From The Editor | February 1, 2024

It's Hard To Predict AI's Real Value To Clinical Trials


By Dan Schell, Chief Editor, Clinical Leader

Sunny Kumar
Sunny Kumar

As an investor in early-stage companies, Sunny Kumar doesn’t look at new technologies the same way as you or I. For instance, at this year’s SCOPE Summit, Kumar, a partner at GSR Ventures, is one of six members on the panel, The Future of Clinical Trial Tech: Perspectives from Different Investors.” With expertise in AI and ML, he expects part of this discussion will revolve around the obvious use cases of these technologies in clinical trials — patient identification, site selection, protocol design, etc. Those, though, are what he calls the “low-hanging fruit” applications. “There's no doubt in my mind that with the way AI algorithms are being designed today, that we will see a game-changing application [in clinical trials] in the next 18-24 months. But — and this is a really important caveat — it may not prove to be the best application for AI.” To clarify, he used the iPhone as an example. It was a transformative technology on its own, but who would have ever guessed that it would disrupt the taxi industry (e.g., Uber) like it did? For clinical trials technology, recognizing those long-term, often unseen, opportunities is the job of investors like Kumar and his other five fellow panelists at SCOPE.
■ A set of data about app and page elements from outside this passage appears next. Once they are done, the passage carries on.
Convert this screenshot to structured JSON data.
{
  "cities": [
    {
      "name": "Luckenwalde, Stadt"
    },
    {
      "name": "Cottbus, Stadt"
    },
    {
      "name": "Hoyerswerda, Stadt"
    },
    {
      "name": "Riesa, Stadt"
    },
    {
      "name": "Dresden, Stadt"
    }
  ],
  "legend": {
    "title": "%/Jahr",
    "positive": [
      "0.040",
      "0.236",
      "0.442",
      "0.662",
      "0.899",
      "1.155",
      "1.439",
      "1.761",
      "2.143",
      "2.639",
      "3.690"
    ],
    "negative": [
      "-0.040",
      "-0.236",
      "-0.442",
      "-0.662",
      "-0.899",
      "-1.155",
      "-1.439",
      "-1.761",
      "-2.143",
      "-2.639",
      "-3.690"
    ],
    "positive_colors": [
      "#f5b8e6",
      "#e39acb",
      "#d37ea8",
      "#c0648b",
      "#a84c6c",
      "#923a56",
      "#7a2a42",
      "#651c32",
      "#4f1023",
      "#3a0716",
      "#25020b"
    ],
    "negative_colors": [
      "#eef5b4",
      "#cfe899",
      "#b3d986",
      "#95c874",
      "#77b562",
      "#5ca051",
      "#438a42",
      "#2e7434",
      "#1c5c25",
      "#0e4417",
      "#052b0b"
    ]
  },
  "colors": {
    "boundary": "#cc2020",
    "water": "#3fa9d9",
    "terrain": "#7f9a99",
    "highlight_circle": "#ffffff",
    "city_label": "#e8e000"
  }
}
In a recent Clinical Leader Live titled “Real Applications For AI In Clinical Trials”, many attendees were asking where they should go to gain the AI expertise needed to reap some of the benefits of this technology. When I asked Kumar this question, he said there’s always the possibility that AI expertise quickly becomes “democratized,” with everyone having access to this technology for one reason or the other. “Maybe Microsoft, Google, or Amazon just make it so easy to access and understand. More than likely, though, a group of companies will evolve that are specialized at using AI to improve clinical trials, and those will be the ones sponsors will turn to rather than bringing that knowledge in-house.”
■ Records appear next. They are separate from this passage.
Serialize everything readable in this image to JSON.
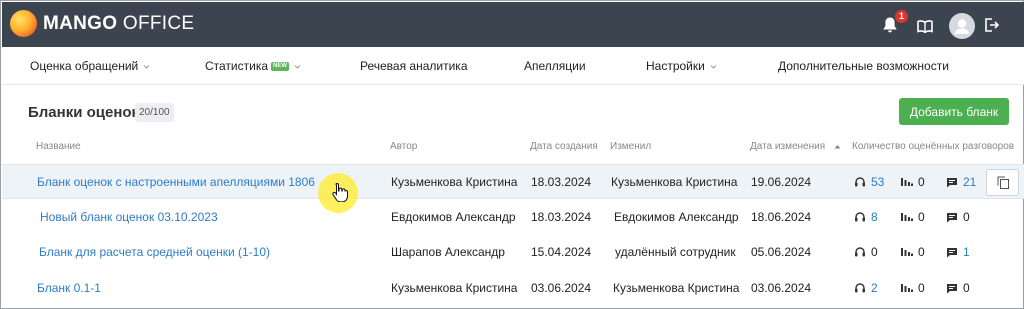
{
  "brand": {
    "name_bold": "MANGO",
    "name_light": " OFFICE"
  },
  "header": {
    "notifications_count": "1"
  },
  "nav": {
    "items": [
      {
        "label": "Оценка обращений",
        "has_dropdown": true
      },
      {
        "label": "Статистика",
        "badge": "NEW",
        "has_dropdown": true
      },
      {
        "label": "Речевая аналитика",
        "has_dropdown": false
      },
      {
        "label": "Апелляции",
        "has_dropdown": false
      },
      {
        "label": "Настройки",
        "has_dropdown": true
      },
      {
        "label": "Дополнительные возможности",
        "has_dropdown": false
      }
    ]
  },
  "page": {
    "title": "Бланки оценок",
    "count": "20/100",
    "add_button": "Добавить бланк"
  },
  "table": {
    "columns": [
      "Название",
      "Автор",
      "Дата создания",
      "Изменил",
      "Дата изменения",
      "Количество оценённых разговоров"
    ],
    "sorted_column": "Дата изменения",
    "rows": [
      {
        "name": "Бланк оценок с настроенными апелляциями 1806",
        "author": "Кузьменкова Кристина",
        "created": "18.03.2024",
        "modified_by": "Кузьменкова Кристина",
        "modified": "19.06.2024",
        "calls": "53",
        "calls_link": true,
        "mid": "0",
        "comments": "21",
        "comments_link": true
      },
      {
        "name": "Новый бланк оценок 03.10.2023",
        "author": "Евдокимов Александр",
        "created": "18.03.2024",
        "modified_by": "Евдокимов Александр",
        "modified": "18.06.2024",
        "calls": "8",
        "calls_link": true,
        "mid": "0",
        "comments": "0",
        "comments_link": false
      },
      {
        "name": "Бланк для расчета средней оценки (1-10)",
        "author": "Шарапов Александр",
        "created": "15.04.2024",
        "modified_by": "удалённый сотрудник",
        "modified": "05.06.2024",
        "calls": "0",
        "calls_link": false,
        "mid": "0",
        "comments": "1",
        "comments_link": true
      },
      {
        "name": "Бланк 0.1-1",
        "author": "Кузьменкова Кристина",
        "created": "03.06.2024",
        "modified_by": "Кузьменкова Кристина",
        "modified": "03.06.2024",
        "calls": "2",
        "calls_link": true,
        "mid": "0",
        "comments": "0",
        "comments_link": false
      }
    ]
  },
  "colors": {
    "topbar": "#3c4450",
    "accent_green": "#4caf50",
    "link_blue": "#2d7cc9"
  }
}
AI won’t be the only topic discussed at this panel. For example, other panelists are expected to cover investor opportunities, the regulatory landscape, and how investors are viewing the market now that the IPO window seems to be opening up.